- What this task involves -
All lines below between the line with "What's the underlying" and the line with "Enumerate this screenshot's", including both, must be copied exactly, and the pictures must be omitted.

====== Given data ======

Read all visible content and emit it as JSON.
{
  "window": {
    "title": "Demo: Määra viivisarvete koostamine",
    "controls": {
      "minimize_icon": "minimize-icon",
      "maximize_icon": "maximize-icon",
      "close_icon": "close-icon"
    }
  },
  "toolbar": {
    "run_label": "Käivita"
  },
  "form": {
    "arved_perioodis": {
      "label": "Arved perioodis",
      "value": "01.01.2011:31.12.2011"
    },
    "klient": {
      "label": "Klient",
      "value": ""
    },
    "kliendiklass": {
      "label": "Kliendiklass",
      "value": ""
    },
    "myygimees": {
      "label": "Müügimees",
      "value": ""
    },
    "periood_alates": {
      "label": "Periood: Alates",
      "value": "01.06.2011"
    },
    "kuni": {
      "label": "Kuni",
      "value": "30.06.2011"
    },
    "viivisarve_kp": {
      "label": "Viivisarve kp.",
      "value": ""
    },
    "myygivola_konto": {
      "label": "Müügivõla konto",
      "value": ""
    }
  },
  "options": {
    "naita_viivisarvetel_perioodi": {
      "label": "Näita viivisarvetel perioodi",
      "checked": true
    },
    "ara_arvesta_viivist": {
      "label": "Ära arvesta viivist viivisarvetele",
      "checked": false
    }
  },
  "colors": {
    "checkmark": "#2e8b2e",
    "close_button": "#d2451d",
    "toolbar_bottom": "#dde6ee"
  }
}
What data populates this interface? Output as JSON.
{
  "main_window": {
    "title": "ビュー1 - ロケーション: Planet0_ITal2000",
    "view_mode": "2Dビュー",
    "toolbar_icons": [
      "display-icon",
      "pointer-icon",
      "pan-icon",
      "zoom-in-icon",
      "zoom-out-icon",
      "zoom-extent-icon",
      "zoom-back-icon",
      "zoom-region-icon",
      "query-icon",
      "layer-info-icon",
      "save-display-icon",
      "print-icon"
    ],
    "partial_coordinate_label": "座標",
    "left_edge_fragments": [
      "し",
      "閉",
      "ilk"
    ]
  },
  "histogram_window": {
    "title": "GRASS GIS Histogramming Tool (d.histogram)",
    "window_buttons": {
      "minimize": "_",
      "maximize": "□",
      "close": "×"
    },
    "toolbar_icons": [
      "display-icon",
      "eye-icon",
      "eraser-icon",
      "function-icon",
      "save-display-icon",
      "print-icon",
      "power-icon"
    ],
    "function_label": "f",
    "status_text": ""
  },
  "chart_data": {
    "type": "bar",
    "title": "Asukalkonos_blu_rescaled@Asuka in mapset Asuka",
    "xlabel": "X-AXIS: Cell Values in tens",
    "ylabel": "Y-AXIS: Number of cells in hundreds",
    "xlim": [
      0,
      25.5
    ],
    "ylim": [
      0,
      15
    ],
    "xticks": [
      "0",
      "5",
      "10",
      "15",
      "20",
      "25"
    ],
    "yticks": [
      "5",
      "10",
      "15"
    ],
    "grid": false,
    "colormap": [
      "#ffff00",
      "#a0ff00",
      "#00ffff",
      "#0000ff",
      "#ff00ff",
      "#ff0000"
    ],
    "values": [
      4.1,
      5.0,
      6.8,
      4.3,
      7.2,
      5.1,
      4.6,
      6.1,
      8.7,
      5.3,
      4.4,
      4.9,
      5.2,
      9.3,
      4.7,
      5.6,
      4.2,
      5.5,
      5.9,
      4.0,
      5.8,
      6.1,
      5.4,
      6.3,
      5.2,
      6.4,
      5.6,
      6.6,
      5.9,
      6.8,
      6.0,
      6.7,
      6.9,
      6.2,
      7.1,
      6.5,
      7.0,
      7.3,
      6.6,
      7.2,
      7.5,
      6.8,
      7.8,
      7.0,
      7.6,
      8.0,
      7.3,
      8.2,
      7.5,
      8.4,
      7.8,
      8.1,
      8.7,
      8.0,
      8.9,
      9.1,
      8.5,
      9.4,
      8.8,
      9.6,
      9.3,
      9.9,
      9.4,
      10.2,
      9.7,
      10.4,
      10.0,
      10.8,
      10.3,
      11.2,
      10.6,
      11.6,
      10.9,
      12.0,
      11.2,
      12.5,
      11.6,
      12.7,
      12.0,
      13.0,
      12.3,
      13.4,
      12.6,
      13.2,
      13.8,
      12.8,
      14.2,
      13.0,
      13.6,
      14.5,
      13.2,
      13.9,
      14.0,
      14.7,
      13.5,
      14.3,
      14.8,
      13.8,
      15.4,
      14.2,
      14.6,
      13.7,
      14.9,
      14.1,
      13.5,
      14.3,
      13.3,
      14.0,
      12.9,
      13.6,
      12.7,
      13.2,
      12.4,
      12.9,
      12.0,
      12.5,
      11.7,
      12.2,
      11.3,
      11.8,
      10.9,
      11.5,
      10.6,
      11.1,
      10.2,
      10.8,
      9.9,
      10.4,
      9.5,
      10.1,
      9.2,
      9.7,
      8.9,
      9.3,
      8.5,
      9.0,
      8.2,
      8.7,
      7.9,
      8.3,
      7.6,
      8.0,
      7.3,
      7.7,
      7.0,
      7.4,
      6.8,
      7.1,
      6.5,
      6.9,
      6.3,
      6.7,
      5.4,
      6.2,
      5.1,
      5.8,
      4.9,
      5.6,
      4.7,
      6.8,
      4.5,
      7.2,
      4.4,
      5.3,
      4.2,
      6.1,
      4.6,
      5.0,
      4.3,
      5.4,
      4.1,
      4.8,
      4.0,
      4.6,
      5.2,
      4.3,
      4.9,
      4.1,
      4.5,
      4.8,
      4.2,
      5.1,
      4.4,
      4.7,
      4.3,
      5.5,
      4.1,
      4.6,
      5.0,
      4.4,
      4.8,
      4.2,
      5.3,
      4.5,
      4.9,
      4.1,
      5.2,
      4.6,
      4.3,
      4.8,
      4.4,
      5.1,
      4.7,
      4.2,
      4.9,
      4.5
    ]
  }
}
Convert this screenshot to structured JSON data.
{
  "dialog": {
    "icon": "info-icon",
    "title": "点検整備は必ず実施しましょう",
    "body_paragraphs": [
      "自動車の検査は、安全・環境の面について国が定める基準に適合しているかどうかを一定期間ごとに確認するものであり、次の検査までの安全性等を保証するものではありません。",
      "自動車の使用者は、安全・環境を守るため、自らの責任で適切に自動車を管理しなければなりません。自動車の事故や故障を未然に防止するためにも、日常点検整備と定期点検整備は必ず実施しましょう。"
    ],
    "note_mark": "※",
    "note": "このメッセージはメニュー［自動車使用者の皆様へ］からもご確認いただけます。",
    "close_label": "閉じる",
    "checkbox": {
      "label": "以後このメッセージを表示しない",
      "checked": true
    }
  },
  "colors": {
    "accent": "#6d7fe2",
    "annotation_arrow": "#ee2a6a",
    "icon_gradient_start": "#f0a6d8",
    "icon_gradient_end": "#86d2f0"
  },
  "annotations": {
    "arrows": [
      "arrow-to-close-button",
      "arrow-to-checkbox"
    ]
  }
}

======
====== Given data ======

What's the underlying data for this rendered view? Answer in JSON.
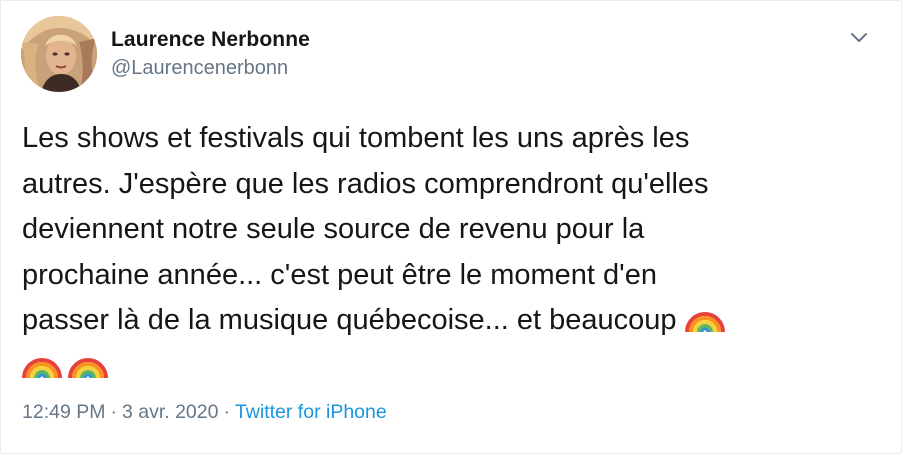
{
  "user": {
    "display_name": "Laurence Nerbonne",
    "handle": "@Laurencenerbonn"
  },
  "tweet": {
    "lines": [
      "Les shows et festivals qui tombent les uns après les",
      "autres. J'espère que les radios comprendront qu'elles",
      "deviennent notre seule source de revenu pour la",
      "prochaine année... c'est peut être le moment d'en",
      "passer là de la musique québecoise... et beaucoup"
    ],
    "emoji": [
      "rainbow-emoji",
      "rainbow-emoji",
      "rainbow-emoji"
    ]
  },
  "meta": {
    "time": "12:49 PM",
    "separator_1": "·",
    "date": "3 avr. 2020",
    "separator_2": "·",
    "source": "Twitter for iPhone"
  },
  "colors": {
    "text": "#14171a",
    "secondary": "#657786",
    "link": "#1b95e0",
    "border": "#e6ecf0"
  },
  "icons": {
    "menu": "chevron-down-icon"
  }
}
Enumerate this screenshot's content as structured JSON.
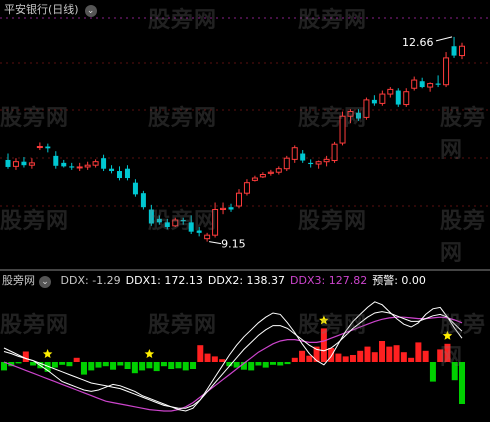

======
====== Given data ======

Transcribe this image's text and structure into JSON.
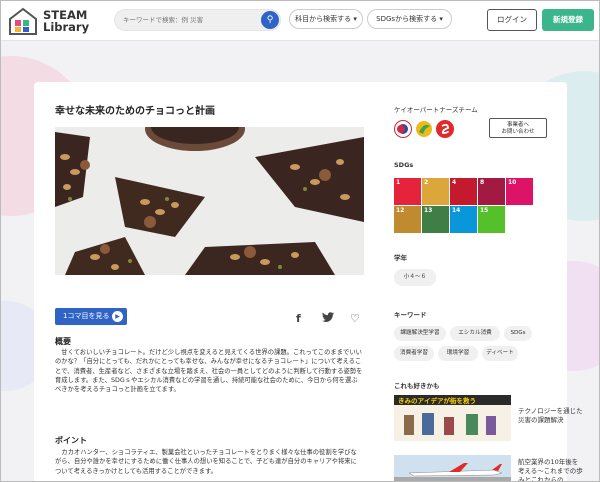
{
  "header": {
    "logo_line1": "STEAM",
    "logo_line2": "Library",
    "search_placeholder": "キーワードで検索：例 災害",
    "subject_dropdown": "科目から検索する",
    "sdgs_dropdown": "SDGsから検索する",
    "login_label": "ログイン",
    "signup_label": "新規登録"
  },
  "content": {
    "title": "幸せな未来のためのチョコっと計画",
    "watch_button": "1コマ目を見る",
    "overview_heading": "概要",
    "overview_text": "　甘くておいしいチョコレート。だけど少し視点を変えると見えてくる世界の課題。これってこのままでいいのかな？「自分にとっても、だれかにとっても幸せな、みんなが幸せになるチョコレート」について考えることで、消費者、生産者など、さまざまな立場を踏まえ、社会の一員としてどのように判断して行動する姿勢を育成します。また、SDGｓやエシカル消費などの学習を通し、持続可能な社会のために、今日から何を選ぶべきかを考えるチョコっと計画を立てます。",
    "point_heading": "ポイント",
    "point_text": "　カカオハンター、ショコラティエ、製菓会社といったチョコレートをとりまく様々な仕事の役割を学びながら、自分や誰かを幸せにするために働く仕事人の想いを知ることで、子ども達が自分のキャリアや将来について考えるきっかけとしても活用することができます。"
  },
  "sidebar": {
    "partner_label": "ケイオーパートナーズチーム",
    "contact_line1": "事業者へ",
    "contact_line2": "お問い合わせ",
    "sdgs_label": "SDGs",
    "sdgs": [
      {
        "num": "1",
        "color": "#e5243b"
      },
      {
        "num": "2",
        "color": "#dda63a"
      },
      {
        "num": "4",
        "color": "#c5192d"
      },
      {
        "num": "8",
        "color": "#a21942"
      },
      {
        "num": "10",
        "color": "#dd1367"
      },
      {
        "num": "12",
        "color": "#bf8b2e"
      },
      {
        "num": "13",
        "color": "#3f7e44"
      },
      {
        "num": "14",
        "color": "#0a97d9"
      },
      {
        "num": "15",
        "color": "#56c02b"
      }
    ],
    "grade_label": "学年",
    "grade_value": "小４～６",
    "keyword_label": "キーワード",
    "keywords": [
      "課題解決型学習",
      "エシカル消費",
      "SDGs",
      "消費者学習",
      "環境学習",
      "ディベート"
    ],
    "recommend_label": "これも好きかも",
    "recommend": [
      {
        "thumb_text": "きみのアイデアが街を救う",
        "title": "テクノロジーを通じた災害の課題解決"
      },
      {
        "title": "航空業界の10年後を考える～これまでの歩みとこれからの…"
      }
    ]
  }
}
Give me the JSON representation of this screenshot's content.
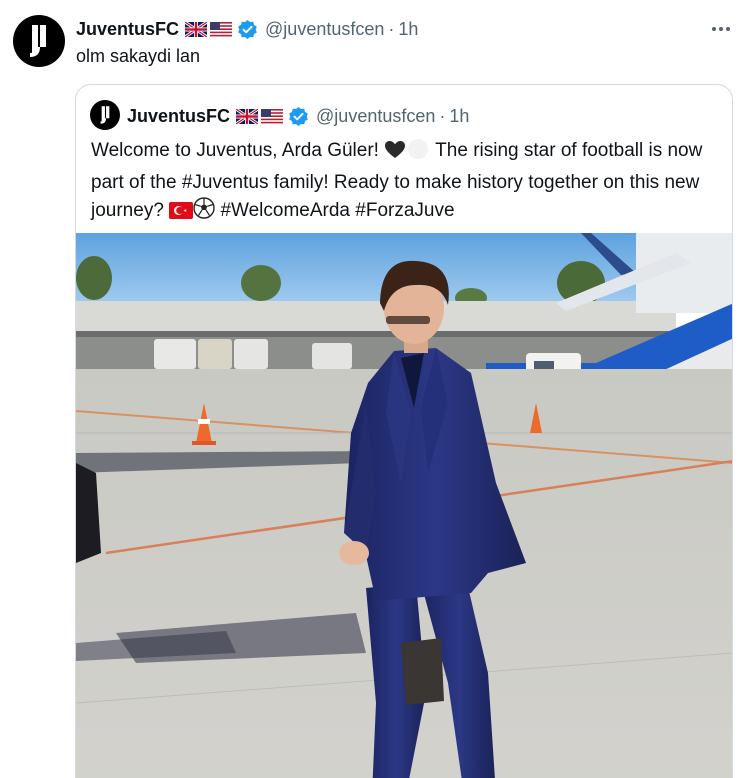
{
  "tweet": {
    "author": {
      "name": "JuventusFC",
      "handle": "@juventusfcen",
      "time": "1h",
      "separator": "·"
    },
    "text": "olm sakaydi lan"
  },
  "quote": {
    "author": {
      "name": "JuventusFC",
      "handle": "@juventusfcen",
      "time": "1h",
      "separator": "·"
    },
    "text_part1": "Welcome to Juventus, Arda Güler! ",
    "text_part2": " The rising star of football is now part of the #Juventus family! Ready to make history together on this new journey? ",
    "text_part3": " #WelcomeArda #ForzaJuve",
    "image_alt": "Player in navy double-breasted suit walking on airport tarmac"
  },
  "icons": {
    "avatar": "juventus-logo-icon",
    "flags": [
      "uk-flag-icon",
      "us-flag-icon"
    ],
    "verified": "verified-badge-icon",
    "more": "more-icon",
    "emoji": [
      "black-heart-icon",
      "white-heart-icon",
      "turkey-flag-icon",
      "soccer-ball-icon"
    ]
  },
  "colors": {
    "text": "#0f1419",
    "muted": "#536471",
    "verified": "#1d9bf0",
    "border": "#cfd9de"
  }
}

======

- Solution for this problem -
What's the underlying data for this rendered view? Answer in JSON.
{
  "user": {
    "display_name": "Laurence Nerbonne",
    "handle": "@Laurencenerbonn"
  },
  "tweet": {
    "lines": [
      "Les shows et festivals qui tombent les uns après les",
      "autres. J'espère que les radios comprendront qu'elles",
      "deviennent notre seule source de revenu pour la",
      "prochaine année... c'est peut être le moment d'en",
      "passer là de la musique québecoise... et beaucoup"
    ],
    "emoji": [
      "rainbow-emoji",
      "rainbow-emoji",
      "rainbow-emoji"
    ]
  },
  "meta": {
    "time": "12:49 PM",
    "separator_1": "·",
    "date": "3 avr. 2020",
    "separator_2": "·",
    "source": "Twitter for iPhone"
  },
  "colors": {
    "text": "#14171a",
    "secondary": "#657786",
    "link": "#1b95e0",
    "border": "#e6ecf0"
  },
  "icons": {
    "menu": "chevron-down-icon"
  }
}
Enumerate this screenshot's content as structured JSON.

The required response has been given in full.